Watershed biologists in Marin have counted only 57 coho redds, the word scientists use for the clusters of pink eggs that salmon lay in the gravel. That's "exceptionally low for mid-January," Ettlinger wrote in his weekly spawning update. More than 100 redds were counted last January in Lagunitas Creek, where many thousands of fish once spawned until seven dams were built in the watershed to supply Marin with drinking water.
Swimming for their lives
January 25, 2014
Recordnet.com by Alex Breitler, Staff Writer
More than 20,000 salmon splashed up San Joaquin Valley streams to spawn last year, a relatively robust return that you'd think would bode well for future populations.
But now biologists are worried that the offspring of those fish will not survive, because there's simply not enough water to flush the babies back downstream toward the ocean.
And if they don't make it out alive, that means fewer adult salmon returning to our rivers three years down the road.
It's a problem faced by wildlife managers up and down parched California. Salmon have survived droughts like this for millennia, but only in the past century did dams block access to hundreds of miles of cold-water streams that once provided a kind of refuge for fish during dry times.
Officials managing the Mokelumne River are considering trapping the young fish, putting them in tanker trucks and transporting them downstream past the Delta, perhaps releasing them somewhere around Sherman Island.
That strategy is not unheard of, but it does show how concerned experts are about the salmon's survival.
California's Pot Farms Could Leave Salmon Runs Truly
January 13, 2014
By Alastair Bland, The Salt
For many users and advocates of marijuana, the boom in the West Coast growing industry may be all good and groovy. But in California, critics say the recent explosion of the marijuana industry along the state's North Coast — a region called the "emerald triangle" — could put a permanent buzz kill on struggling salmon populations.
The problem? According to critics, marijuana plantations guzzle enormous amounts of water while also spilling pesticides, fertilizers and stream-clogging sediments into waterways, including the Eel and the Klamath rivers, that have historically produced large numbers of Chinook salmon and related species.
"The whole North Coast is being affected by these pot growers," says Dave Bitts, a Humboldt County commercial fisherman and the president of the Pacific Coast Federation of Fishermen's Associations.
"I have nothing against people growing dope," he says, "but if you do, we want you to grow your crop in a way that doesn't screw up fish habitat.

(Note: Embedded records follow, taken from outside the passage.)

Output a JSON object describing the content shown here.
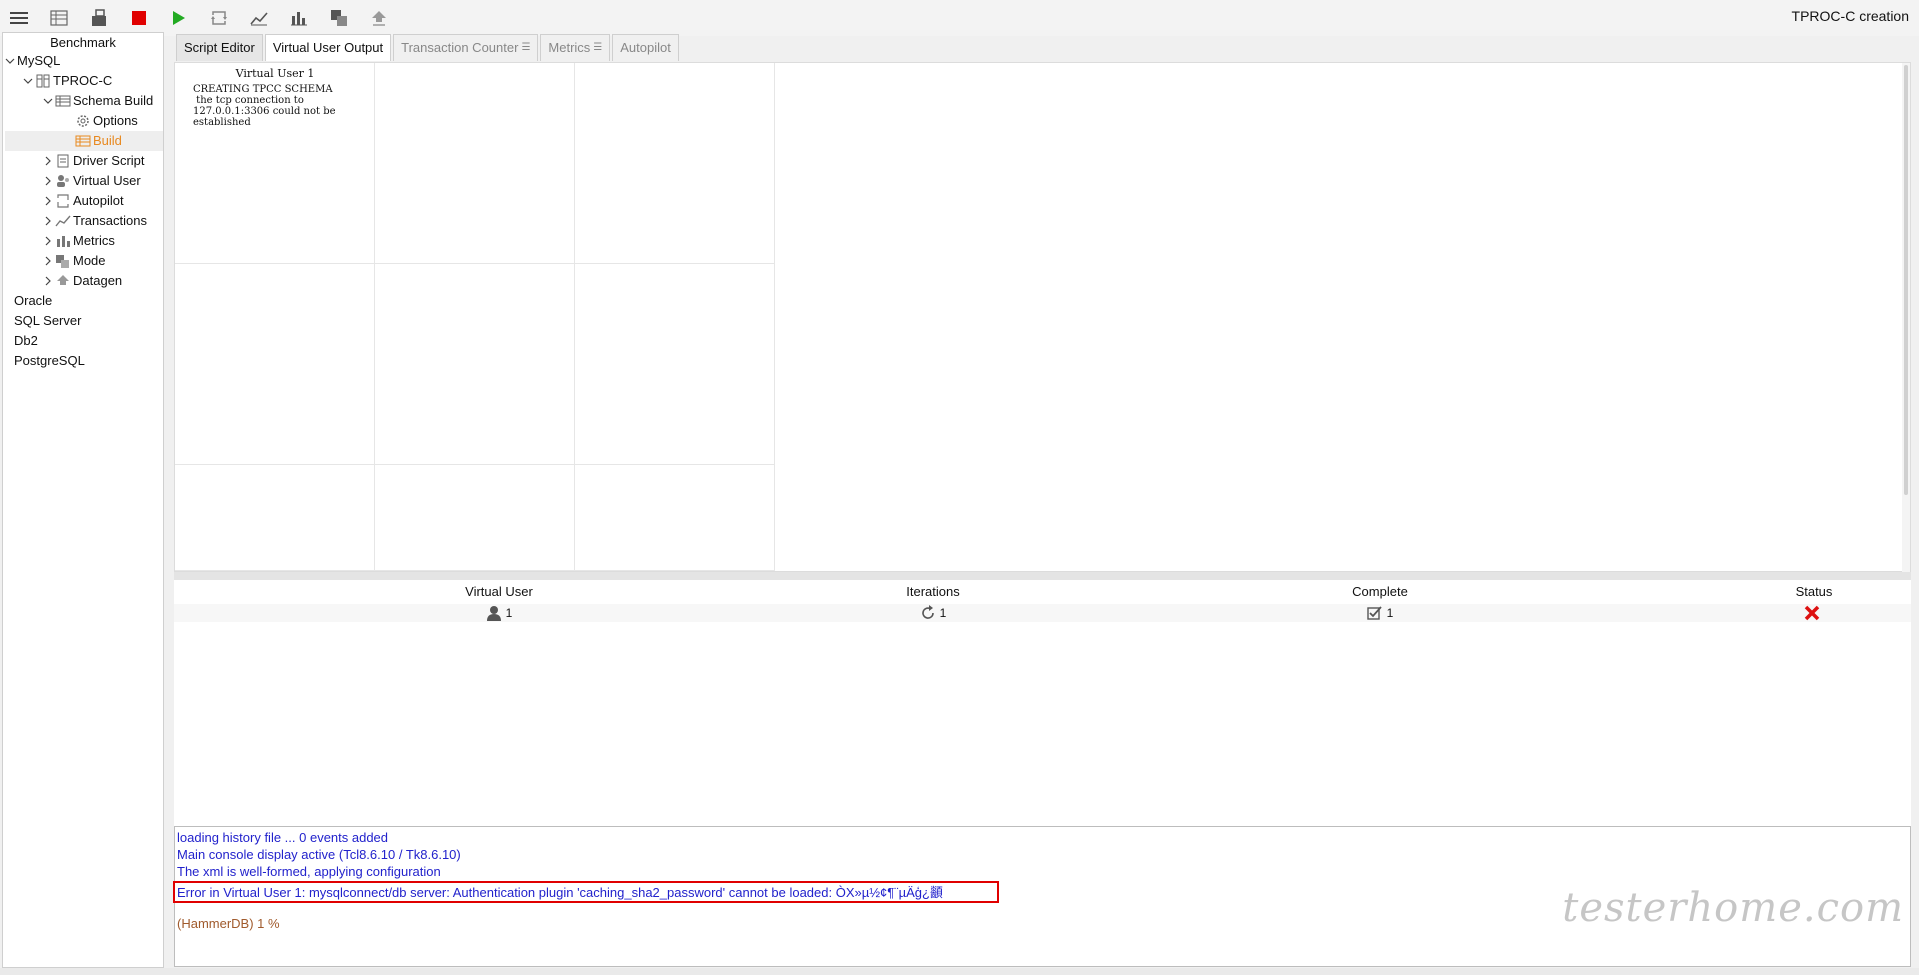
{
  "app": {
    "title": "TPROC-C creation"
  },
  "toolbar": {
    "buttons": [
      {
        "name": "menu-icon"
      },
      {
        "name": "benchmark-icon"
      },
      {
        "name": "schema-build-icon"
      },
      {
        "name": "stop-icon",
        "color": "#e00000"
      },
      {
        "name": "run-icon",
        "color": "#22aa22"
      },
      {
        "name": "autopilot-icon"
      },
      {
        "name": "transactions-icon"
      },
      {
        "name": "metrics-icon"
      },
      {
        "name": "mode-icon"
      },
      {
        "name": "datagen-icon"
      }
    ]
  },
  "tree": {
    "header": "Benchmark",
    "items": {
      "mysql": "MySQL",
      "tproc_c": "TPROC-C",
      "schema_build": "Schema Build",
      "options": "Options",
      "build": "Build",
      "driver_script": "Driver Script",
      "virtual_user": "Virtual User",
      "autopilot": "Autopilot",
      "transactions": "Transactions",
      "metrics": "Metrics",
      "mode": "Mode",
      "datagen": "Datagen",
      "oracle": "Oracle",
      "sql_server": "SQL Server",
      "db2": "Db2",
      "postgresql": "PostgreSQL"
    },
    "selected_color": "#e8891f"
  },
  "tabs": {
    "script_editor": "Script Editor",
    "virtual_user_output": "Virtual User Output",
    "transaction_counter": "Transaction Counter",
    "metrics": "Metrics",
    "autopilot": "Autopilot",
    "menu_glyph": "☰"
  },
  "output": {
    "vu1_title": "Virtual User 1",
    "vu1_log": "CREATING TPCC SCHEMA\n the tcp connection to\n127.0.0.1:3306 could not be\nestablished"
  },
  "status_table": {
    "headers": {
      "virtual_user": "Virtual User",
      "iterations": "Iterations",
      "complete": "Complete",
      "status": "Status"
    },
    "row": {
      "virtual_user": "1",
      "iterations": "1",
      "complete": "1",
      "status_icon": "error-x-icon",
      "status_color": "#dd1111"
    }
  },
  "console": {
    "lines": {
      "l1": "loading history file ... 0 events added",
      "l2": "Main console display active (Tcl8.6.10 / Tk8.6.10)",
      "l3": "The xml is well-formed, applying configuration",
      "l4": "Error in Virtual User 1: mysqlconnect/db server: Authentication plugin 'caching_sha2_password' cannot be loaded: ÒX»µ½¢¶¨µÄģ¿顲"
    },
    "prompt": "(HammerDB) 1 %",
    "text_color": "#2222cc",
    "highlight_color": "#e00000"
  },
  "watermark": "testerhome.com"
}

There is no salmon-bearing watershed at this point that we can afford to sacrifice."
Growers of marijuana often withdraw water directly from small streams and use up to 6 gallons per day per plant during the summer growing season, says Scott Bauer, a fisheries biologist with the California Department of Fish and Wildlife.
"When you have 20,000 or 30,000 plants in a watershed, that is a lot of water," Bauer says.
But marijuana growers are undeservedly taking the blame for a problem that is caused by all residents of the North Coast, argues Kristin Nevedal, a founding chairperson with the Emerald Growers Association.